February 9, 2018
Amazon subsidiary Audible acquires audiobook rights to Shaun White’s memoir in a bid for greater dominance of the audio market
by Simon Reichley
In a statement released on Business Wire earlier this week, Audible (a subsidiary of Amazon) and Houghton Mifflin Harcourt (HMH) announced that they would be entering “a groundbreaking partnership” to publish Olympic snowboarder Shaun White‘s forthcoming memoir. What’s so radical about two corporate publishing titans producing a book about a scumbag snowboarder and mediocre guitarist? Glad you asked! Audible will release an enhanced audio edition one month before HMH releases the print edition.
Gnarly. Siiiiiick. Tubular.
And that’s not all! The two editions will be, like, very different, you know? With their own… vibe. According to the release:
The audiobook will feature White’s own compelling and accessible narration, complete with the cadence, tempo, and freestyling that have made Shaun a superstar. The Audible version will also include play-by-plays of select competitions, cameo voice appearances from guests, and sound design featuring White’s own musical stylings.
The print edition will be a unique package that will appeal to his myriad fans and his own design sensibilities, filled with never-before-seen photos, special endpapers, journal entries and original art by White.
According to Beth Anderson, publisher at Audible, the two editions will be “independently attractive.” She adds, “In the same way that fans of a franchise will want to read the book and see the movie, we expect that fans will want to enjoy both versions of White’s memoir.” It’s a little hard to imagine listening to eleven hours of Shaun White freestyling his own biography, and then immediately diving into to 200+ pages of self-indulgent extreme sports hagiography, but whatever.
As Jeffrey A. Trachtenberg, writing in the Wall Street Journal, reports, this single “groundbreaking partnership” is a likely sign of Audible’s designs on the future of audio publishing. As it did with a special edition of Margaret Atwood’s The Handmaid’s Tale, Audible is attempting to entice consumers into its subscription service by offering additional material not available in other formats or on other platforms. What’s new here are the lengths to which Amazon/Audible is willing to go to secure the rights necessary for this kind of enhanced content, and what that might suggest about their future as a publishing entity.
Trachtenberg reports that Audible “paid for the lion’s share of the memoir to gain rights to the audio version.” Which is interesting for a number of reasons. First, it’s surprising to hear that Audible and HMH estimated that the audio rights represent so much of the book’s potential value. Audible was willing to take on the bulk of the risk in the project to secure that sweet audio. Second, it’s as Robert Gottlieb of Trident Media told Trachtenberg, “what’s different is that Audible is trying to get agents to sell them the audiobook rights before they go out with the other publishing rights.”
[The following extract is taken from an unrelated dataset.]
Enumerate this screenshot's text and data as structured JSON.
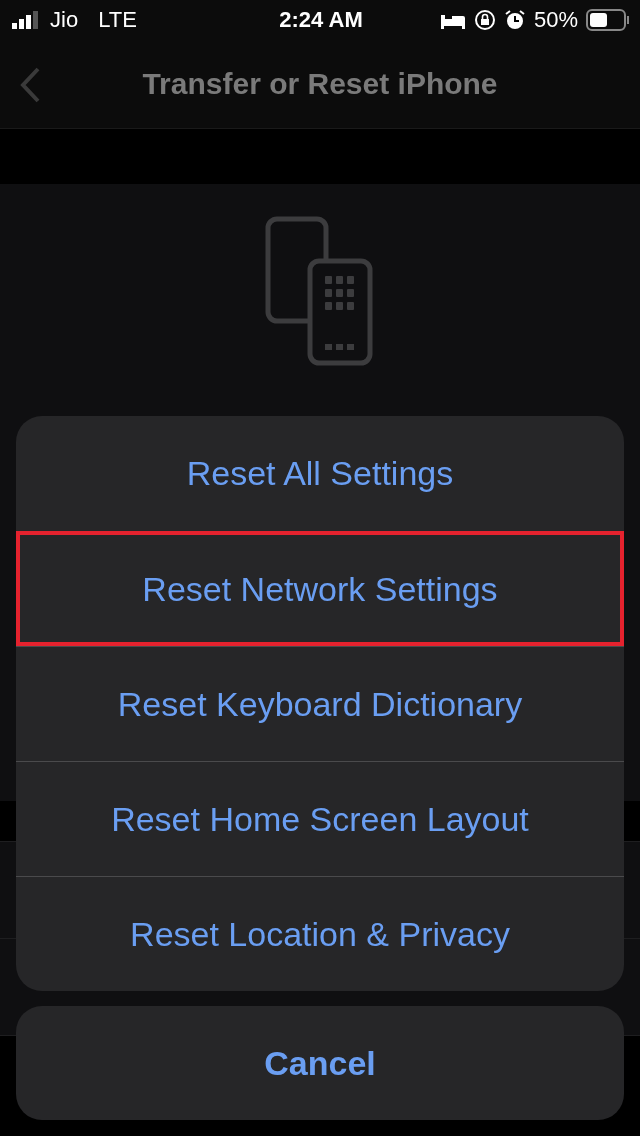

If this became the norm, it would mean a major shift in industry standards, and likely increase the already significant friction between Amazon and traditional publishers. Trachtenberg points out that HMH (who also partnered with Amazon Publishing on their New Harvest imprint back in 2012) typically opt to sublicense audio rights to other production houses. But, generally, large publishers like HarperCollins and Penguin Random House operate their own audio studios, and will occasionally decline deals that don’t include audio rights. So if Audible is able to peel off audiobook rights from a significant number of big projects, other publishers may be forced to change their calculus, and could find their large audiobook production departments suddenly starved of projects.
Trachtenberg cites Association of American Publishers data showing that audio revenue represents around a tenth of US adult book sales, but notes that audio revenue in the first months of 2017 was up twenty percent over the previous year, while e-book revenues declined for the second year in a row. Between Audible productions and non-Audible titles sold on Amazon.com, Bezos’s juggernaut already has action on more than half of all audiobook sales. Which gives them a huge amount of leverage, and allows them to credibly argue that authors can make better money in the fastest-growing segment of the publishing marketplace by dealing directly with Audible.
In the last month or so, Walmart, Apple and Google have all entered the audiobook arena. And just as the retail market appears to be getting a little more competitive, Audible is pivoting back to publishing. It’s a major gambit, and a particularly aggressive one. While brick-and-mortar retailers like Barnes and Noble have pushed back against Amazon’s predatory publishing practices before, this new angle may prove more difficult to fend off.
Simon Reichley is the rights and operations manager at Melville House.